D-Day (June 6) was the day battle was joined between gravity and trains on my HO scale SP Cascade Line. The full mainline was placed in service, albeit with crude turnout control. A dozen operators showed up to give the completed mainline grade and staging tracks their first test.
All of the time spent over the past two months under the layout paid off as the basic track wiring performed well and the trains rolled. The initial “Smoke Test” earlier in the week resulted in---NO smoke! Even more, crossing between power districts for the four new boosters added to the layout went flawlessly the first time. There were no out-of-phase boundaries as I successfully maintained the wiring pattern for all boosters.
The railroad remains un-signaled (“dark” territory) so a Direct Traffic Control (DTC) system was employed per Southern Pacific practice in the 1980’s. Former Dispatcher for the SP, Rick Kang helped adapt the system to my HO scale railroad and performed the first Dispatcher duties. The system worked well. It was a joy to see meets between opposing trains develop on the mountain grade. All of us got a rush seeing this happen even with bare plywood or spline roadbed and no scenery. Our minds filled in the blanks.
Herewith some photos from the day.
The Eugene yard is busy with road and yard crews.
David B. brings a train to a halt in the upper staging yard at Crescent Lake. Dispatcher Rick Kang is busy at his desk down below.
Dave H. brings a train upgrade through McCredie Springs.
Later on, Dave brings his train out of Wicopee and around the loop at Salt Creek trestle. I am eager to build this signature scene.

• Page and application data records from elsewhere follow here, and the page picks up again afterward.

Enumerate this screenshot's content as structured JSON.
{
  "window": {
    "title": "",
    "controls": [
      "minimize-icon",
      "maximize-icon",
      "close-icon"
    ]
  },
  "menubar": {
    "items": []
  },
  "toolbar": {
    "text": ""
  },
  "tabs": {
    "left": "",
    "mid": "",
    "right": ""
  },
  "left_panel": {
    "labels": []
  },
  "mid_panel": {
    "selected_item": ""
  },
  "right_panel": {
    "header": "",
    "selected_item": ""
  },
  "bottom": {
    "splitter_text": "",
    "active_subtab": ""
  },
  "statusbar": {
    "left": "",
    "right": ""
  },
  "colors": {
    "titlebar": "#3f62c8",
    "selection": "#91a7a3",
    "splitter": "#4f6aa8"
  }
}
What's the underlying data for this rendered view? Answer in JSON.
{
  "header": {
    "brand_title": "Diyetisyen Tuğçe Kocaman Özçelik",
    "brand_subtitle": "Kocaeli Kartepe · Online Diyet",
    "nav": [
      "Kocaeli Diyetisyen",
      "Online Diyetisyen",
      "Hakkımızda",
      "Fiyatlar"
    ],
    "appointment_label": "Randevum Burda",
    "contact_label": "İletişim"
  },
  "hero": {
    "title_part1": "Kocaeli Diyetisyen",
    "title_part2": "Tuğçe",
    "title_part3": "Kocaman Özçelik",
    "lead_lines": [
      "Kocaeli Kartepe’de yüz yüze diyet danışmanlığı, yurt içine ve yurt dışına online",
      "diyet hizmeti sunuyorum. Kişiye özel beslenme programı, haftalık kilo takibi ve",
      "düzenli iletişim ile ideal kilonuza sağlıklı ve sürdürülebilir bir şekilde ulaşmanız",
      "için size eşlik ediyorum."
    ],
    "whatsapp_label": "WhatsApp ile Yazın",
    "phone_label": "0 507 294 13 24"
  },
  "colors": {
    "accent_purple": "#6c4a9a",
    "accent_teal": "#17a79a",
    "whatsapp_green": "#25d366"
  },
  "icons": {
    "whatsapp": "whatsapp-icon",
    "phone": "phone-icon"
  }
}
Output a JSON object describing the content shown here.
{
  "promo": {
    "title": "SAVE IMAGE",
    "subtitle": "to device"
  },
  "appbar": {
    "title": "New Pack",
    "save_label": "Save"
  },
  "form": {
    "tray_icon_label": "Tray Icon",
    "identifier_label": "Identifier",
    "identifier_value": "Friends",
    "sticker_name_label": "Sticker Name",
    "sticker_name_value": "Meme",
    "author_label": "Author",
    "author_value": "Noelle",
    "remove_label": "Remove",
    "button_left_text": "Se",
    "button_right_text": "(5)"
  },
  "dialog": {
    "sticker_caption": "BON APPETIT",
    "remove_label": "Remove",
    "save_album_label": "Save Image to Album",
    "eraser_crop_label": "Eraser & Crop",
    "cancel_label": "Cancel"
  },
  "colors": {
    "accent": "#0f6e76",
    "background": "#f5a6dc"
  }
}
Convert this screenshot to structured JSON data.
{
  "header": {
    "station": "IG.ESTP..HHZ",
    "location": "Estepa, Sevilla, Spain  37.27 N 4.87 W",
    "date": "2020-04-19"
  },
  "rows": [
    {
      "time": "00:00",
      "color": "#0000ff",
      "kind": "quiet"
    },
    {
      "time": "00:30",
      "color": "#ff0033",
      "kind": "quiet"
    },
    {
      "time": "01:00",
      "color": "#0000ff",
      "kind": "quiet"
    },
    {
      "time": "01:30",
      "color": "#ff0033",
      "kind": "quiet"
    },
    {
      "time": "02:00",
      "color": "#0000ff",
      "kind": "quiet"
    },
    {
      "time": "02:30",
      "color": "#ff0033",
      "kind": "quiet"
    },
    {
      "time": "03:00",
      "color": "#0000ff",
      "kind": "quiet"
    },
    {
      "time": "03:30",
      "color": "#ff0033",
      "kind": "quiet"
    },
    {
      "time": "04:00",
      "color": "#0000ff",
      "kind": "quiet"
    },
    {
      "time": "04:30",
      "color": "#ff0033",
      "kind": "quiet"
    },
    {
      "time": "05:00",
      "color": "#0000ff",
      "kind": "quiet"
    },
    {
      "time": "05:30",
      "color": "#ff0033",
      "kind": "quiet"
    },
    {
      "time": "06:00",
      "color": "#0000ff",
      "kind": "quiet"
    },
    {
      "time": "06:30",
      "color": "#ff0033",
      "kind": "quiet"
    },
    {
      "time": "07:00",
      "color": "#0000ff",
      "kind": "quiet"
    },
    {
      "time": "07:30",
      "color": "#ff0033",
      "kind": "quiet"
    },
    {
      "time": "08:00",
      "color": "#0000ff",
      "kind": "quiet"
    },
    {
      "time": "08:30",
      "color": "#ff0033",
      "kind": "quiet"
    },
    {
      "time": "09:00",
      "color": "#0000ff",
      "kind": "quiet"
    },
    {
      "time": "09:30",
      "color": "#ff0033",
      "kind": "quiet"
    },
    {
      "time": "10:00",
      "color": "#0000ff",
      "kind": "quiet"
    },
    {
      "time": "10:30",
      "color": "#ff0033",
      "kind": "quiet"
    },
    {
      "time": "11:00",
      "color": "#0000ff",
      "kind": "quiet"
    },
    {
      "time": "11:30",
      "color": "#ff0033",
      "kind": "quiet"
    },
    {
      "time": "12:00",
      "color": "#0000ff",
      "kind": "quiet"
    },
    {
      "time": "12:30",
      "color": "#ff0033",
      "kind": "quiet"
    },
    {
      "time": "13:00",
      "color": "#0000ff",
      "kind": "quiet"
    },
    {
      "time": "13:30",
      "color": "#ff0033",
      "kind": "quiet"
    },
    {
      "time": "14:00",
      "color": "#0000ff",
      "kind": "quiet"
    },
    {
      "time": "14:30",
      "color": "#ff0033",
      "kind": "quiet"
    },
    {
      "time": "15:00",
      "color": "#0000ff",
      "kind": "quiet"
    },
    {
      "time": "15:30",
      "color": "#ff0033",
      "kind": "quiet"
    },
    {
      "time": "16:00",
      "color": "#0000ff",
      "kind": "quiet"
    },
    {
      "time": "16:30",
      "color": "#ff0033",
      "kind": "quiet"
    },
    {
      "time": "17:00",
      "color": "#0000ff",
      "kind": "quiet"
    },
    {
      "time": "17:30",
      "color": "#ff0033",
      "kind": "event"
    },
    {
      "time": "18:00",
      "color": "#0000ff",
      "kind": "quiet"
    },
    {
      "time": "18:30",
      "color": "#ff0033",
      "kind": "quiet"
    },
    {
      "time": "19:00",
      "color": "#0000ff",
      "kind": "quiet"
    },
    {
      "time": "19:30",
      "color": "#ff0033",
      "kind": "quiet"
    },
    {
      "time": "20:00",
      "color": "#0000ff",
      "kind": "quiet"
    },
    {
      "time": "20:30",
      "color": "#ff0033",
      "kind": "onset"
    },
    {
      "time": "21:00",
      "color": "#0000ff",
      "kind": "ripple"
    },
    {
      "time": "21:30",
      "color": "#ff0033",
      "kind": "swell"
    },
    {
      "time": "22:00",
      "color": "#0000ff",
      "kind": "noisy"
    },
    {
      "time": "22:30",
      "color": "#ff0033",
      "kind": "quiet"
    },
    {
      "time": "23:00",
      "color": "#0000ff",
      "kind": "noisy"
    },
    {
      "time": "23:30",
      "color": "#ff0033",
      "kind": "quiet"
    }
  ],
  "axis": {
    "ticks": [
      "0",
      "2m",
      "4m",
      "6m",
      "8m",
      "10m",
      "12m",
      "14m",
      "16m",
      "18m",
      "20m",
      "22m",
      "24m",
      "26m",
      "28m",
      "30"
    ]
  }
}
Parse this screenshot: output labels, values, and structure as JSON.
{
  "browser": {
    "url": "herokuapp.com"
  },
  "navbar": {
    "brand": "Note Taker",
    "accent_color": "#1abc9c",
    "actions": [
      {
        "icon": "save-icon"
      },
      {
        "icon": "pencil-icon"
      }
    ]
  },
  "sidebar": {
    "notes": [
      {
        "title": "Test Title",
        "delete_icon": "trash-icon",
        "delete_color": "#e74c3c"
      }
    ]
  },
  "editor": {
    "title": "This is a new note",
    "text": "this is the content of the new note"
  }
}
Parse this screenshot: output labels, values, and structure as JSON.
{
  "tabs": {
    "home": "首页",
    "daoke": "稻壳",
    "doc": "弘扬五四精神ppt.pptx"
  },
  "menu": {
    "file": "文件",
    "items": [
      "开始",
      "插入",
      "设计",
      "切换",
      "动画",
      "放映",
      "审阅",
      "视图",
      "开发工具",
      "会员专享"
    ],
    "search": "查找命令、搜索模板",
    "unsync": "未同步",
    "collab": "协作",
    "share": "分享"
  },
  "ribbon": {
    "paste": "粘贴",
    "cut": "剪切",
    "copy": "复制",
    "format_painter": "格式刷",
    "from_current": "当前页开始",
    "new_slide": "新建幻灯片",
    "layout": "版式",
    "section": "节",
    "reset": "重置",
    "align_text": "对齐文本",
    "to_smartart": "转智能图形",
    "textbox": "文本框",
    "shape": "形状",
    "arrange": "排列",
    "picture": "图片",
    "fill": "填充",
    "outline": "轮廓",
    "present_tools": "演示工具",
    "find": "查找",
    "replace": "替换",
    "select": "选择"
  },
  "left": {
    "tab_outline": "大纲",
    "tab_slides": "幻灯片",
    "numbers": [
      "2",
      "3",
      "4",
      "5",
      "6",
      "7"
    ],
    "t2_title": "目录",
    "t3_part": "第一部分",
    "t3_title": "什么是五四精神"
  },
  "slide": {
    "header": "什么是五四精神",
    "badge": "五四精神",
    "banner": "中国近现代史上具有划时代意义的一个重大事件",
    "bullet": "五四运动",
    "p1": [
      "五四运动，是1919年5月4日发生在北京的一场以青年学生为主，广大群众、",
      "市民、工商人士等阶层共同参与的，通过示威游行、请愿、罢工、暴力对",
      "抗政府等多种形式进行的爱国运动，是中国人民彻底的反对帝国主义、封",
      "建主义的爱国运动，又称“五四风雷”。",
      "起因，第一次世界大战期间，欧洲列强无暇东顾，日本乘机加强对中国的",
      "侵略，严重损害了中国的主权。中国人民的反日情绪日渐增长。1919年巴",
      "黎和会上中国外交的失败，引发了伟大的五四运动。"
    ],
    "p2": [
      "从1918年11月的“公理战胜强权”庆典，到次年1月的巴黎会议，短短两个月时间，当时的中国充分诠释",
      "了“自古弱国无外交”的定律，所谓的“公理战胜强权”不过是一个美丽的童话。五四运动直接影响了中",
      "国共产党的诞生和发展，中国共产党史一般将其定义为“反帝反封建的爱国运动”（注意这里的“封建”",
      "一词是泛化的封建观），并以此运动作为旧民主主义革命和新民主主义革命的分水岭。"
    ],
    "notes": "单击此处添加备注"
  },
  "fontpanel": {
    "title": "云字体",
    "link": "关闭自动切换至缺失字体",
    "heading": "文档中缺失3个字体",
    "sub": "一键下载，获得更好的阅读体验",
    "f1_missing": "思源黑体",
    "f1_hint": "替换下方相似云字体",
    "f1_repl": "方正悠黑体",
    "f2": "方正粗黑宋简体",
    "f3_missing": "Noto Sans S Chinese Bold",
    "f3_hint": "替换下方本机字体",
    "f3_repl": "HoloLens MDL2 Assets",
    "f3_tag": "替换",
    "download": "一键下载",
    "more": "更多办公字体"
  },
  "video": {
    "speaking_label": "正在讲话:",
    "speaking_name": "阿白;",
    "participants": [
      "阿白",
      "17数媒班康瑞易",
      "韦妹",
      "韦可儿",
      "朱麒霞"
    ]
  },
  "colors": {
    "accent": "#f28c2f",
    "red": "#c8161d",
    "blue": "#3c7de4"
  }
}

A meet takes place high up at Cruzatte. The planned operator platform is needed!
Conductor Bob S. watches as Engineer Dave C. bring their RR-East train past the RR-West train in the siding at Cruzatte.
Conductor Rick A. calls the Dispatcher with an OS report while David B. and John B. await further clearance. Down below, Robert Y. guides a train over Salmon Creek and starts up-grade, RR-westbound.
Although the railroad has a few rough edges, and much work yet to go, it passed this first test of something approaching full operations. Whew!